16. Aiming at a tucked pin
Wipe the image of Tiger’s fairway bunker shot on the final hole of 2000 Canadian Open from your head. Unless you’re a 15-time major champion, you have no business hitting it near a flag tucked in a tiny section of the green, just steps from a water hazard or bunker.
15. Hitting the lip of a bunker
We’re not talking about blading a shot—that’s user error and is forgivable. What is unforgivable, however, is thinking your mid-iron will cover the seven-foot face. Grab some loft and take your medicine.
14. Playing from the wrong set of tees
Double meaning here, and both apply. Lose the ego and choose the appropriate tee markers for the day. You’ll shoot a lower score, have more fun and keep the ranger away.
Also unforgivable—though admittedly less egregious—is playing from the wrong tee markers on a given hole. This writer committed this misdemeanor in a member-guest one summer and was awkwardly forgiven. I shouldn’t have been. We lost. Serves me right.
We’re Embarrassed For You Mistakes
13. Teeing up in front of the tee marker
Sure, no one is going to penalize you in your weekend game, but don’t be surprised if your buddies call you out. Are you gaining a concrete advantage? No. Are you looking like a player desperately seeking an advantage? Yes.
12. Lasering the trees behind the green … instead of the flag
The alarm bells should be blaring if your rangefinder is telling you the 150-yard shot is playing 200. If you pull the trigger with the 200 club, good luck explaining that one to your bewildered partners.
11. Signing an incorrect scorecard
Reviewing your hole-by-hole scores is an annoying, tedious task after grinding for five hours in a competitive round, but it takes 30 seconds. You don’t want the moral crisis of shooting 75 and seeing 74 posted on the leaderboard. Have fun making the “call of shame” to the rules officials.
10. Missing a tap-in because it bounced off the flagstick
Not playing in competition? Laugh and move on. If every stroke counts, however, this one hurts—and was entirely preventable had you read our story on why you should always pull the flagstick.
9. Pulling a 6-iron, when you were looking for the 9
If you’ve committed this cardinal sin, we suggest laying off the bloody marys for a few holes. Yes, the number is the same upside down, but the loft is most certainly not the same.

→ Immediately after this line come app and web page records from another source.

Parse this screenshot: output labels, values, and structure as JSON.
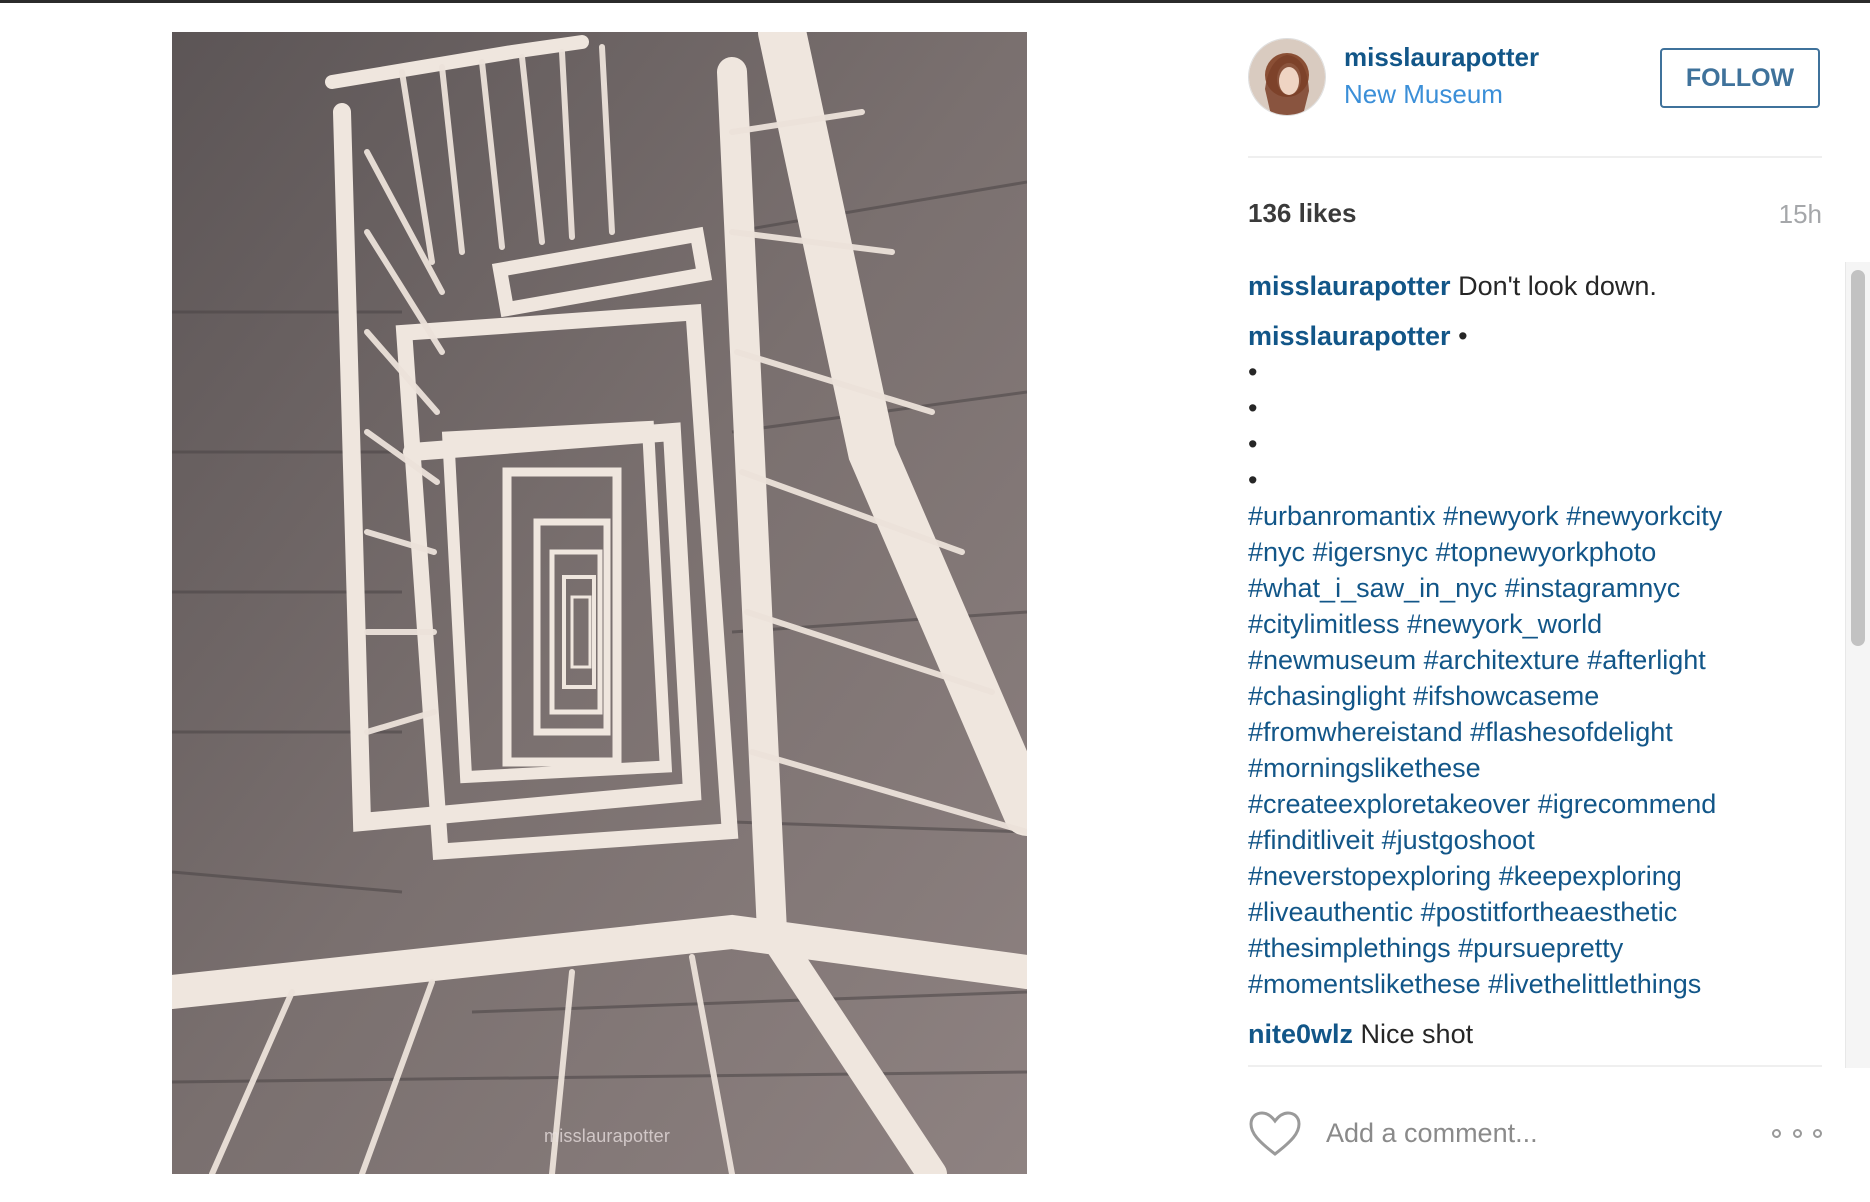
{
  "photo": {
    "watermark": "misslaurapotter"
  },
  "post": {
    "username": "misslaurapotter",
    "location": "New Museum",
    "follow_label": "FOLLOW",
    "likes": "136 likes",
    "time": "15h"
  },
  "comments": [
    {
      "user": "misslaurapotter",
      "text": "Don't look down."
    },
    {
      "user": "misslaurapotter",
      "first_text": " •",
      "bullets": [
        "•",
        "•",
        "•",
        "•"
      ],
      "hashtag_lines": [
        [
          "#urbanromantix",
          "#newyork",
          "#newyorkcity"
        ],
        [
          "#nyc",
          "#igersnyc",
          "#topnewyorkphoto"
        ],
        [
          "#what_i_saw_in_nyc",
          "#instagramnyc"
        ],
        [
          "#citylimitless",
          "#newyork_world"
        ],
        [
          "#newmuseum",
          "#architexture",
          "#afterlight"
        ],
        [
          "#chasinglight",
          "#ifshowcaseme"
        ],
        [
          "#fromwhereistand",
          "#flashesofdelight"
        ],
        [
          "#morningslikethese"
        ],
        [
          "#createexploretakeover",
          "#igrecommend"
        ],
        [
          "#finditliveit",
          "#justgoshoot"
        ],
        [
          "#neverstopexploring",
          "#keepexploring"
        ],
        [
          "#liveauthentic",
          "#postitfortheaesthetic"
        ],
        [
          "#thesimplethings",
          "#pursuepretty"
        ],
        [
          "#momentslikethese",
          "#livethelittlethings"
        ]
      ]
    },
    {
      "user": "nite0wlz",
      "text": "Nice shot"
    }
  ],
  "add_comment": {
    "placeholder": "Add a comment..."
  },
  "colors": {
    "link": "#125688",
    "location": "#3b8fd8",
    "follow_border": "#3f729b"
  }
}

8. Running out of balls or tees
Sure, you’ll likely get off with a few snide remarks from your buddies, who will ultimately bail you out, but this mistake is entirely avoidable. Check the inventory before heading out.
7. Not writing down your partner’s score in competition

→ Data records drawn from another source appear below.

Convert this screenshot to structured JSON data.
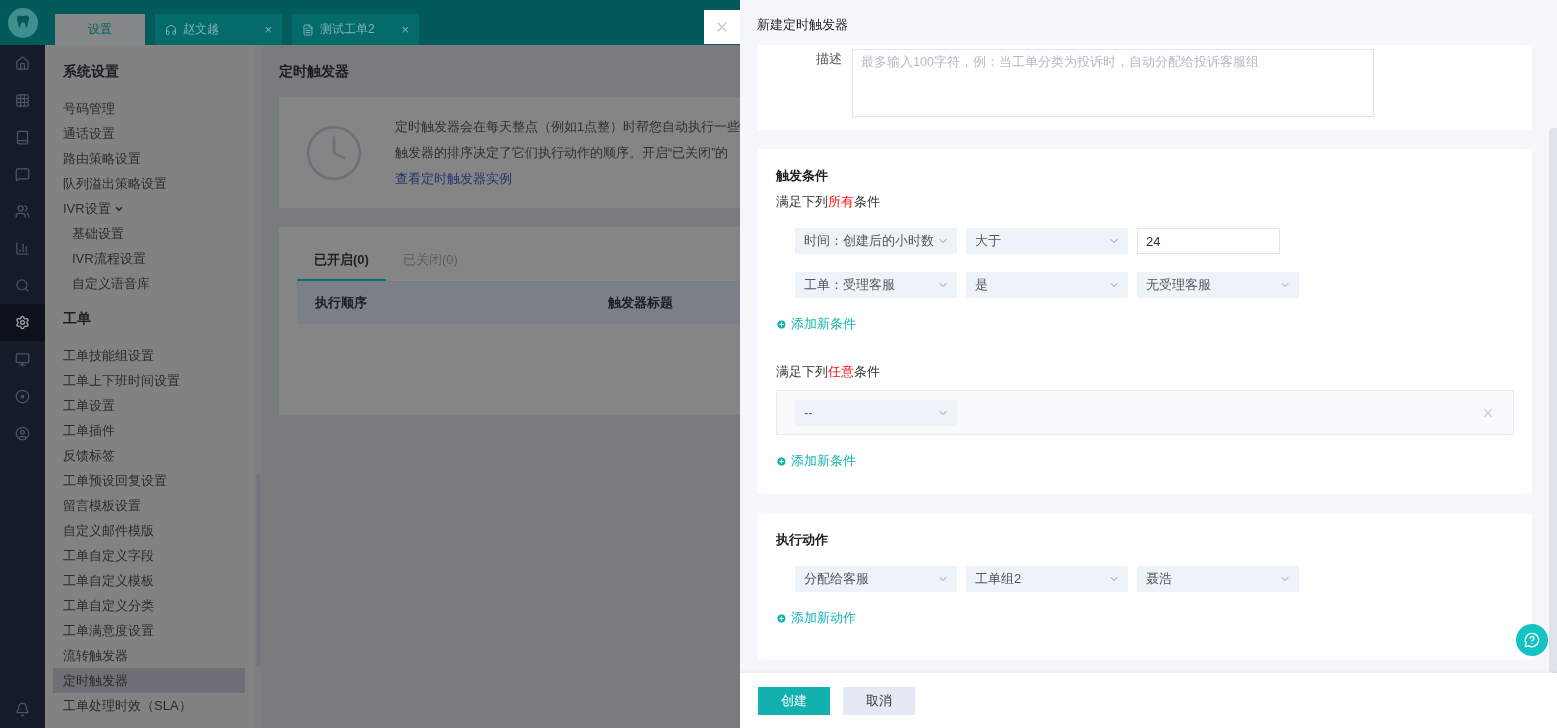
{
  "rail": [
    {
      "selected": false
    },
    {
      "selected": false
    },
    {
      "selected": false
    },
    {
      "selected": false
    },
    {
      "selected": false
    },
    {
      "selected": false
    },
    {
      "selected": false
    },
    {
      "selected": true
    },
    {
      "selected": false
    },
    {
      "selected": false
    },
    {
      "selected": false
    },
    {
      "selected": false
    }
  ],
  "tabs": [
    {
      "label": "设置",
      "selected": true,
      "closable": false
    },
    {
      "label": "赵文越",
      "selected": false,
      "closable": true,
      "kind": "agent"
    },
    {
      "label": "测试工单2",
      "selected": false,
      "closable": true,
      "kind": "ticket"
    }
  ],
  "close_symbol": "×",
  "sidebar": {
    "groups": [
      {
        "title": "系统设置",
        "items": [
          {
            "label": "号码管理",
            "selected": false
          },
          {
            "label": "通话设置",
            "selected": false
          },
          {
            "label": "路由策略设置",
            "selected": false
          },
          {
            "label": "队列溢出策略设置",
            "selected": false
          },
          {
            "label": "IVR设置",
            "selected": false,
            "expanded": true,
            "children": [
              {
                "label": "基础设置",
                "selected": false
              },
              {
                "label": "IVR流程设置",
                "selected": false
              },
              {
                "label": "自定义语音库",
                "selected": false
              }
            ]
          }
        ]
      },
      {
        "title": "工单",
        "items": [
          {
            "label": "工单技能组设置",
            "selected": false
          },
          {
            "label": "工单上下班时间设置",
            "selected": false
          },
          {
            "label": "工单设置",
            "selected": false
          },
          {
            "label": "工单插件",
            "selected": false
          },
          {
            "label": "反馈标签",
            "selected": false
          },
          {
            "label": "工单预设回复设置",
            "selected": false
          },
          {
            "label": "留言模板设置",
            "selected": false
          },
          {
            "label": "自定义邮件模版",
            "selected": false
          },
          {
            "label": "工单自定义字段",
            "selected": false
          },
          {
            "label": "工单自定义模板",
            "selected": false
          },
          {
            "label": "工单自定义分类",
            "selected": false
          },
          {
            "label": "工单满意度设置",
            "selected": false
          },
          {
            "label": "流转触发器",
            "selected": false
          },
          {
            "label": "定时触发器",
            "selected": true
          },
          {
            "label": "工单处理时效（SLA）",
            "selected": false
          }
        ]
      }
    ]
  },
  "main": {
    "title": "定时触发器",
    "info": {
      "lines": [
        "定时触发器会在每天整点（例如1点整）时帮您自动执行一些",
        "触发器的排序决定了它们执行动作的顺序。开启“已关闭”的"
      ],
      "link": "查看定时触发器实例"
    },
    "tabs": [
      {
        "label": "已开启(0)",
        "selected": true
      },
      {
        "label": "已关闭(0)",
        "selected": false
      }
    ],
    "table": {
      "columns": [
        "执行顺序",
        "触发器标题"
      ]
    }
  },
  "drawer": {
    "title": "新建定时触发器",
    "description": {
      "label": "描述",
      "placeholder": "最多输入100字符，例：当工单分类为投诉时，自动分配给投诉客服组"
    },
    "conditions": {
      "title": "触发条件",
      "all": {
        "heading": {
          "before": "满足下列",
          "emphasis": "所有",
          "after": "条件"
        },
        "rows": [
          {
            "fields": [
              {
                "kind": "select",
                "value": "时间：创建后的小时数"
              },
              {
                "kind": "select",
                "value": "大于"
              },
              {
                "kind": "input",
                "value": "24"
              }
            ]
          },
          {
            "fields": [
              {
                "kind": "select",
                "value": "工单：受理客服"
              },
              {
                "kind": "select",
                "value": "是"
              },
              {
                "kind": "select",
                "value": "无受理客服"
              }
            ]
          }
        ],
        "add_link": "添加新条件"
      },
      "any": {
        "heading": {
          "before": "满足下列",
          "emphasis": "任意",
          "after": "条件"
        },
        "rows": [
          {
            "fields": [
              {
                "kind": "select",
                "value": "--"
              }
            ],
            "removable": true
          }
        ],
        "add_link": "添加新条件"
      }
    },
    "actions": {
      "title": "执行动作",
      "rows": [
        {
          "fields": [
            {
              "kind": "select",
              "value": "分配给客服"
            },
            {
              "kind": "select",
              "value": "工单组2"
            },
            {
              "kind": "select",
              "value": "聂浩"
            }
          ]
        }
      ],
      "add_link": "添加新动作"
    },
    "buttons": [
      {
        "label": "创建",
        "kind": "primary"
      },
      {
        "label": "取消",
        "kind": "secondary"
      }
    ]
  }
}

There are few things worse than arriving in the scoring tent and having your partner inquire about what you made on the third hole … and the fifth … and the entire back nine. As a marker for your playing partner, it’s your job to stay on top of it during the round.
Maybe It’s Time To Put The Clubs Away Mistakes
6. Trying the hero shot … but you’re not a hero
Apologies for the bluntness, but it’s OK to admit that you don’t have the low fade that stays below the trees before rising to land softly on the green. If you’re playing a few holes for fun, go for it. But if you’ve got a card in your pocket, know your limits.
5. Trying to hit a 3-wood from thick rough
You’re trying to hit a nail with a screwdriver. You’ve got the wrong tool. Caught a bad lie in heavy rough? Grab your 8-iron, open the face, hack and hope.
4. Leaving a three-footer short
What more is there to say? No, you didn’t misjudge the speed. You were tentative, embarrassingly so. We’ve all done it, but we can’t be forgiven.
3. Laying up in the water
There is no shame in deciding to lay up. There is shame in deciding to lay up … but not actually laying up.
2. Chunking a chip from two feet off the green
In golf, simple is better. If you’re taking a 60-degree wedge from the fringe, a couple feet off the green, you’re not taking the simple approach. You’re playing with fire. Take the putter.
1. Not hitting a provisional
It’s great to be optimistic about finding your ball in the knee-high fescue, but don’t let that fog reality. Hit a second ball to be safe and avoid the golfer’s walk of shame.